Task objective: Across the whole listing, filter for the string "phone" and copy every line that has it.

Extracted material:
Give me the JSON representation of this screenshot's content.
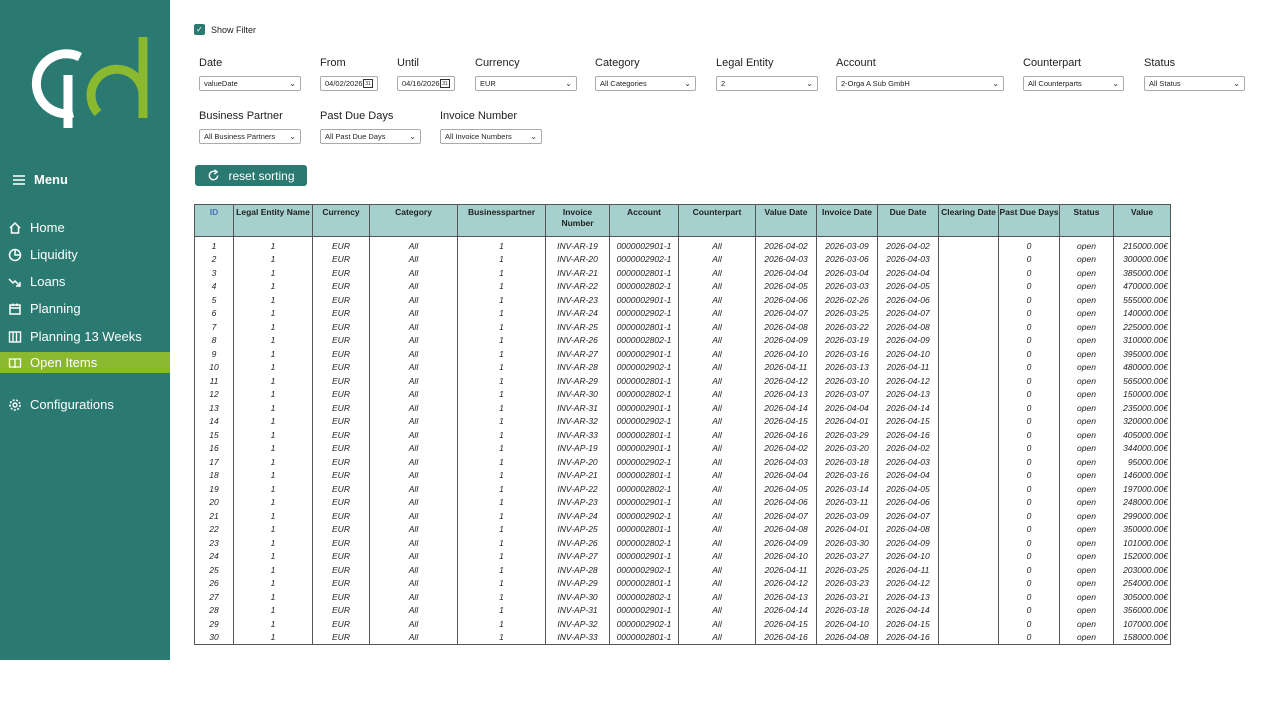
{
  "sidebar": {
    "menu_label": "Menu",
    "items": [
      {
        "label": "Home",
        "icon": "home-icon"
      },
      {
        "label": "Liquidity",
        "icon": "pie-chart-icon"
      },
      {
        "label": "Loans",
        "icon": "trend-down-icon"
      },
      {
        "label": "Planning",
        "icon": "calendar-icon"
      },
      {
        "label": "Planning 13 Weeks",
        "icon": "columns-icon"
      },
      {
        "label": "Open Items",
        "icon": "book-icon"
      },
      {
        "label": "Configurations",
        "icon": "gear-icon"
      }
    ],
    "active_item": "Open Items",
    "bg_color": "#2b7a72",
    "active_color": "#8ab82f"
  },
  "show_filter": {
    "label": "Show Filter",
    "checked": true
  },
  "filters": {
    "date": {
      "label": "Date",
      "value": "valueDate"
    },
    "from": {
      "label": "From",
      "value": "04/02/2026"
    },
    "until": {
      "label": "Until",
      "value": "04/16/2026"
    },
    "currency": {
      "label": "Currency",
      "value": "EUR"
    },
    "category": {
      "label": "Category",
      "value": "All Categories"
    },
    "legal_entity": {
      "label": "Legal Entity",
      "value": "2"
    },
    "account": {
      "label": "Account",
      "value": "2-Orga A Sub GmbH"
    },
    "counterpart": {
      "label": "Counterpart",
      "value": "All Counterparts"
    },
    "status": {
      "label": "Status",
      "value": "All Status"
    },
    "business_partner": {
      "label": "Business Partner",
      "value": "All Business Partners"
    },
    "past_due_days": {
      "label": "Past Due Days",
      "value": "All Past Due Days"
    },
    "invoice_number": {
      "label": "Invoice Number",
      "value": "All Invoice Numbers"
    }
  },
  "reset_button": {
    "label": "reset sorting"
  },
  "table": {
    "headers": [
      "ID",
      "Legal Entity Name",
      "Currency",
      "Category",
      "Businesspartner",
      "Invoice Number",
      "Account",
      "Counterpart",
      "Value Date",
      "Invoice Date",
      "Due Date",
      "Clearing Date",
      "Past Due Days",
      "Status",
      "Value"
    ],
    "rows": [
      [
        "1",
        "1",
        "EUR",
        "All",
        "1",
        "INV-AR-19",
        "0000002901-1",
        "All",
        "2026-04-02",
        "2026-03-09",
        "2026-04-02",
        "",
        "0",
        "open",
        "215000.00€"
      ],
      [
        "2",
        "1",
        "EUR",
        "All",
        "1",
        "INV-AR-20",
        "0000002902-1",
        "All",
        "2026-04-03",
        "2026-03-06",
        "2026-04-03",
        "",
        "0",
        "open",
        "300000.00€"
      ],
      [
        "3",
        "1",
        "EUR",
        "All",
        "1",
        "INV-AR-21",
        "0000002801-1",
        "All",
        "2026-04-04",
        "2026-03-04",
        "2026-04-04",
        "",
        "0",
        "open",
        "385000.00€"
      ],
      [
        "4",
        "1",
        "EUR",
        "All",
        "1",
        "INV-AR-22",
        "0000002802-1",
        "All",
        "2026-04-05",
        "2026-03-03",
        "2026-04-05",
        "",
        "0",
        "open",
        "470000.00€"
      ],
      [
        "5",
        "1",
        "EUR",
        "All",
        "1",
        "INV-AR-23",
        "0000002901-1",
        "All",
        "2026-04-06",
        "2026-02-26",
        "2026-04-06",
        "",
        "0",
        "open",
        "555000.00€"
      ],
      [
        "6",
        "1",
        "EUR",
        "All",
        "1",
        "INV-AR-24",
        "0000002902-1",
        "All",
        "2026-04-07",
        "2026-03-25",
        "2026-04-07",
        "",
        "0",
        "open",
        "140000.00€"
      ],
      [
        "7",
        "1",
        "EUR",
        "All",
        "1",
        "INV-AR-25",
        "0000002801-1",
        "All",
        "2026-04-08",
        "2026-03-22",
        "2026-04-08",
        "",
        "0",
        "open",
        "225000.00€"
      ],
      [
        "8",
        "1",
        "EUR",
        "All",
        "1",
        "INV-AR-26",
        "0000002802-1",
        "All",
        "2026-04-09",
        "2026-03-19",
        "2026-04-09",
        "",
        "0",
        "open",
        "310000.00€"
      ],
      [
        "9",
        "1",
        "EUR",
        "All",
        "1",
        "INV-AR-27",
        "0000002901-1",
        "All",
        "2026-04-10",
        "2026-03-16",
        "2026-04-10",
        "",
        "0",
        "open",
        "395000.00€"
      ],
      [
        "10",
        "1",
        "EUR",
        "All",
        "1",
        "INV-AR-28",
        "0000002902-1",
        "All",
        "2026-04-11",
        "2026-03-13",
        "2026-04-11",
        "",
        "0",
        "open",
        "480000.00€"
      ],
      [
        "11",
        "1",
        "EUR",
        "All",
        "1",
        "INV-AR-29",
        "0000002801-1",
        "All",
        "2026-04-12",
        "2026-03-10",
        "2026-04-12",
        "",
        "0",
        "open",
        "565000.00€"
      ],
      [
        "12",
        "1",
        "EUR",
        "All",
        "1",
        "INV-AR-30",
        "0000002802-1",
        "All",
        "2026-04-13",
        "2026-03-07",
        "2026-04-13",
        "",
        "0",
        "open",
        "150000.00€"
      ],
      [
        "13",
        "1",
        "EUR",
        "All",
        "1",
        "INV-AR-31",
        "0000002901-1",
        "All",
        "2026-04-14",
        "2026-04-04",
        "2026-04-14",
        "",
        "0",
        "open",
        "235000.00€"
      ],
      [
        "14",
        "1",
        "EUR",
        "All",
        "1",
        "INV-AR-32",
        "0000002902-1",
        "All",
        "2026-04-15",
        "2026-04-01",
        "2026-04-15",
        "",
        "0",
        "open",
        "320000.00€"
      ],
      [
        "15",
        "1",
        "EUR",
        "All",
        "1",
        "INV-AR-33",
        "0000002801-1",
        "All",
        "2026-04-16",
        "2026-03-29",
        "2026-04-16",
        "",
        "0",
        "open",
        "405000.00€"
      ],
      [
        "16",
        "1",
        "EUR",
        "All",
        "1",
        "INV-AP-19",
        "0000002901-1",
        "All",
        "2026-04-02",
        "2026-03-20",
        "2026-04-02",
        "",
        "0",
        "open",
        "344000.00€"
      ],
      [
        "17",
        "1",
        "EUR",
        "All",
        "1",
        "INV-AP-20",
        "0000002902-1",
        "All",
        "2026-04-03",
        "2026-03-18",
        "2026-04-03",
        "",
        "0",
        "open",
        "95000.00€"
      ],
      [
        "18",
        "1",
        "EUR",
        "All",
        "1",
        "INV-AP-21",
        "0000002801-1",
        "All",
        "2026-04-04",
        "2026-03-16",
        "2026-04-04",
        "",
        "0",
        "open",
        "146000.00€"
      ],
      [
        "19",
        "1",
        "EUR",
        "All",
        "1",
        "INV-AP-22",
        "0000002802-1",
        "All",
        "2026-04-05",
        "2026-03-14",
        "2026-04-05",
        "",
        "0",
        "open",
        "197000.00€"
      ],
      [
        "20",
        "1",
        "EUR",
        "All",
        "1",
        "INV-AP-23",
        "0000002901-1",
        "All",
        "2026-04-06",
        "2026-03-11",
        "2026-04-06",
        "",
        "0",
        "open",
        "248000.00€"
      ],
      [
        "21",
        "1",
        "EUR",
        "All",
        "1",
        "INV-AP-24",
        "0000002902-1",
        "All",
        "2026-04-07",
        "2026-03-09",
        "2026-04-07",
        "",
        "0",
        "open",
        "299000.00€"
      ],
      [
        "22",
        "1",
        "EUR",
        "All",
        "1",
        "INV-AP-25",
        "0000002801-1",
        "All",
        "2026-04-08",
        "2026-04-01",
        "2026-04-08",
        "",
        "0",
        "open",
        "350000.00€"
      ],
      [
        "23",
        "1",
        "EUR",
        "All",
        "1",
        "INV-AP-26",
        "0000002802-1",
        "All",
        "2026-04-09",
        "2026-03-30",
        "2026-04-09",
        "",
        "0",
        "open",
        "101000.00€"
      ],
      [
        "24",
        "1",
        "EUR",
        "All",
        "1",
        "INV-AP-27",
        "0000002901-1",
        "All",
        "2026-04-10",
        "2026-03-27",
        "2026-04-10",
        "",
        "0",
        "open",
        "152000.00€"
      ],
      [
        "25",
        "1",
        "EUR",
        "All",
        "1",
        "INV-AP-28",
        "0000002902-1",
        "All",
        "2026-04-11",
        "2026-03-25",
        "2026-04-11",
        "",
        "0",
        "open",
        "203000.00€"
      ],
      [
        "26",
        "1",
        "EUR",
        "All",
        "1",
        "INV-AP-29",
        "0000002801-1",
        "All",
        "2026-04-12",
        "2026-03-23",
        "2026-04-12",
        "",
        "0",
        "open",
        "254000.00€"
      ],
      [
        "27",
        "1",
        "EUR",
        "All",
        "1",
        "INV-AP-30",
        "0000002802-1",
        "All",
        "2026-04-13",
        "2026-03-21",
        "2026-04-13",
        "",
        "0",
        "open",
        "305000.00€"
      ],
      [
        "28",
        "1",
        "EUR",
        "All",
        "1",
        "INV-AP-31",
        "0000002901-1",
        "All",
        "2026-04-14",
        "2026-03-18",
        "2026-04-14",
        "",
        "0",
        "open",
        "356000.00€"
      ],
      [
        "29",
        "1",
        "EUR",
        "All",
        "1",
        "INV-AP-32",
        "0000002902-1",
        "All",
        "2026-04-15",
        "2026-04-10",
        "2026-04-15",
        "",
        "0",
        "open",
        "107000.00€"
      ],
      [
        "30",
        "1",
        "EUR",
        "All",
        "1",
        "INV-AP-33",
        "0000002801-1",
        "All",
        "2026-04-16",
        "2026-04-08",
        "2026-04-16",
        "",
        "0",
        "open",
        "158000.00€"
      ]
    ]
  }
}
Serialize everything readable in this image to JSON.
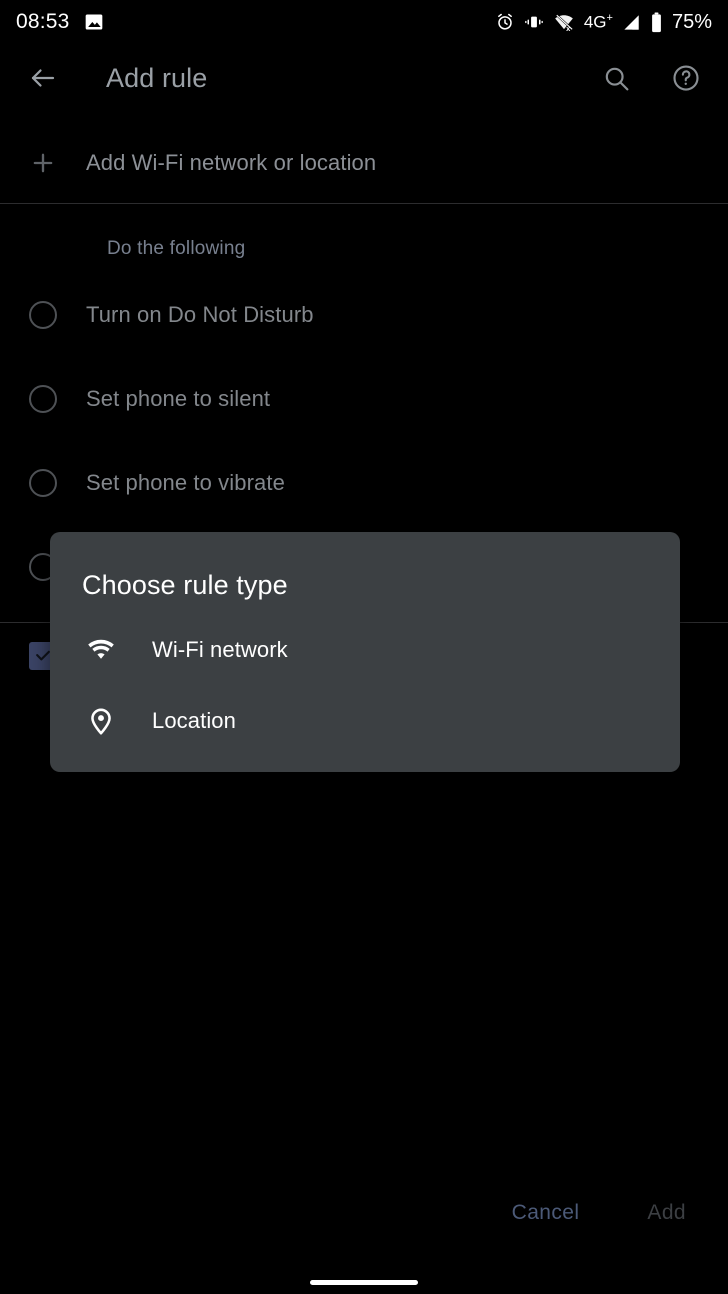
{
  "status_bar": {
    "time": "08:53",
    "icons_left": [
      "image-icon"
    ],
    "icons_right": [
      "alarm-icon",
      "vibrate-icon",
      "wifi-off-icon",
      "signal-icon",
      "battery-icon"
    ],
    "network_label": "4G",
    "network_superscript": "+",
    "battery_percent": "75%"
  },
  "toolbar": {
    "back_icon": "arrow-back-icon",
    "title": "Add rule",
    "search_icon": "search-icon",
    "help_icon": "help-circle-icon"
  },
  "add_row": {
    "icon": "plus-icon",
    "label": "Add Wi-Fi network or location"
  },
  "section": {
    "header": "Do the following",
    "options": [
      {
        "label": "Turn on Do Not Disturb",
        "selected": false
      },
      {
        "label": "Set phone to silent",
        "selected": false
      },
      {
        "label": "Set phone to vibrate",
        "selected": false
      }
    ]
  },
  "checkbox_row": {
    "icon": "check-icon",
    "checked": true,
    "accent_color": "#3b4466"
  },
  "dialog": {
    "title": "Choose rule type",
    "background_color": "#3c4043",
    "items": [
      {
        "icon": "wifi-icon",
        "label": "Wi-Fi network"
      },
      {
        "icon": "location-pin-icon",
        "label": "Location"
      }
    ]
  },
  "footer": {
    "cancel_label": "Cancel",
    "add_label": "Add"
  },
  "navigation": {
    "gesture_bar": "home-gesture-bar"
  }
}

Task answer:
        "label": "Set phone to silent",
        "label": "Set phone to vibrate",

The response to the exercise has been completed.